DATA EXTRACTS:
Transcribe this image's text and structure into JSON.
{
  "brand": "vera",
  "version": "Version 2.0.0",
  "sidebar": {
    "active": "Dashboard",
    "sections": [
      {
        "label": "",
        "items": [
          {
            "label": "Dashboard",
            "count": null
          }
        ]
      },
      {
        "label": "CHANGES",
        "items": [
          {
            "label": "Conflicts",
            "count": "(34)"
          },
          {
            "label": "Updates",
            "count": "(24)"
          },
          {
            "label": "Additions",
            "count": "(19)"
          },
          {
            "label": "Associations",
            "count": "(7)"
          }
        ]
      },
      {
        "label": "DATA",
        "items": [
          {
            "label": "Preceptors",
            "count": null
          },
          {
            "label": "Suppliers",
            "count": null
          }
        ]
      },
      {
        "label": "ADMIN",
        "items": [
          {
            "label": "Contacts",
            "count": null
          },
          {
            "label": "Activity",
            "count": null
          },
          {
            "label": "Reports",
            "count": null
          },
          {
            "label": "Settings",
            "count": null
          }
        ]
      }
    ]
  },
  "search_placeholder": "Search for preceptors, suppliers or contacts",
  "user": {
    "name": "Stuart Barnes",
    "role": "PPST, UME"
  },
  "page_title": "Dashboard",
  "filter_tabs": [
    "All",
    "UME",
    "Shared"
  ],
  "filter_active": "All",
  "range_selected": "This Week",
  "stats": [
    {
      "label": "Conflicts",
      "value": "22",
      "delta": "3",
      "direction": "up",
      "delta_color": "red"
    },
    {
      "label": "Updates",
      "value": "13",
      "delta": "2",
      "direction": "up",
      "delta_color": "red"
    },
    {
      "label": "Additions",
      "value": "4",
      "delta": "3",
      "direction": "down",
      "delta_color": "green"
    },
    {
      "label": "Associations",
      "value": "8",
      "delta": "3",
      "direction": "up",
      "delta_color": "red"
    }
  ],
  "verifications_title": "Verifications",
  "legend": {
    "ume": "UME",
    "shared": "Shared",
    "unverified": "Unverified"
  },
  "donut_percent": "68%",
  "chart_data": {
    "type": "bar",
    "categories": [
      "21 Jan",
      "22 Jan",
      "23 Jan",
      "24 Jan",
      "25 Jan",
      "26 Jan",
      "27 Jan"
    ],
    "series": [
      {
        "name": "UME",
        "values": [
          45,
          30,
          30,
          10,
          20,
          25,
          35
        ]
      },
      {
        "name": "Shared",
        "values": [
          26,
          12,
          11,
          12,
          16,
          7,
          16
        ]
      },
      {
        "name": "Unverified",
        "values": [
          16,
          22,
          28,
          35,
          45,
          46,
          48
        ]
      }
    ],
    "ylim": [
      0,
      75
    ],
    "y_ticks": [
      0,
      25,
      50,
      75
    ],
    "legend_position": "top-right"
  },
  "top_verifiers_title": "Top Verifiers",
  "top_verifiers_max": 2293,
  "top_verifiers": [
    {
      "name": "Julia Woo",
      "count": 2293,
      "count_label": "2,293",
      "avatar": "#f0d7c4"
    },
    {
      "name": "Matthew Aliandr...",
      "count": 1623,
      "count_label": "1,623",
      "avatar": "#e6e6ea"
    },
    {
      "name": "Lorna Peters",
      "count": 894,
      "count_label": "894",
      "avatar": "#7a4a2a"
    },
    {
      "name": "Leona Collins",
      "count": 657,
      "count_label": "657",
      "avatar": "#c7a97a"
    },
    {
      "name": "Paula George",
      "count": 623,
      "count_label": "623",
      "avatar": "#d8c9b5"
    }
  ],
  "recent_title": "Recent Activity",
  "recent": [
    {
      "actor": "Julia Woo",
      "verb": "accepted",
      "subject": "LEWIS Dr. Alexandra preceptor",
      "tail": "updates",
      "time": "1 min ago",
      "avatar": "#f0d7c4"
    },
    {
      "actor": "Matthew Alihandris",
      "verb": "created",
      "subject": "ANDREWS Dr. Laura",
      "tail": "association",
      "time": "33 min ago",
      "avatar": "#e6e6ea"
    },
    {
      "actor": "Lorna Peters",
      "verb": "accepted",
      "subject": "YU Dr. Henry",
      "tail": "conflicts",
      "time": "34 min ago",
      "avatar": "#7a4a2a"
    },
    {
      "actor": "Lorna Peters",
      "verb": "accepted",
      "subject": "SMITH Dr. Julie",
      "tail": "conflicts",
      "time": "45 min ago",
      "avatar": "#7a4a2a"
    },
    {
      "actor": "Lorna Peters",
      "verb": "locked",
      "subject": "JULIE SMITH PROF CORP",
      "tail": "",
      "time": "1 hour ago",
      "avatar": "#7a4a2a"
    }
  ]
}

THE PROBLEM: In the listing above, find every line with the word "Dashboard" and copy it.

FINISHED EXERCISE:
    "active": "Dashboard",
            "label": "Dashboard",
  "page_title": "Dashboard",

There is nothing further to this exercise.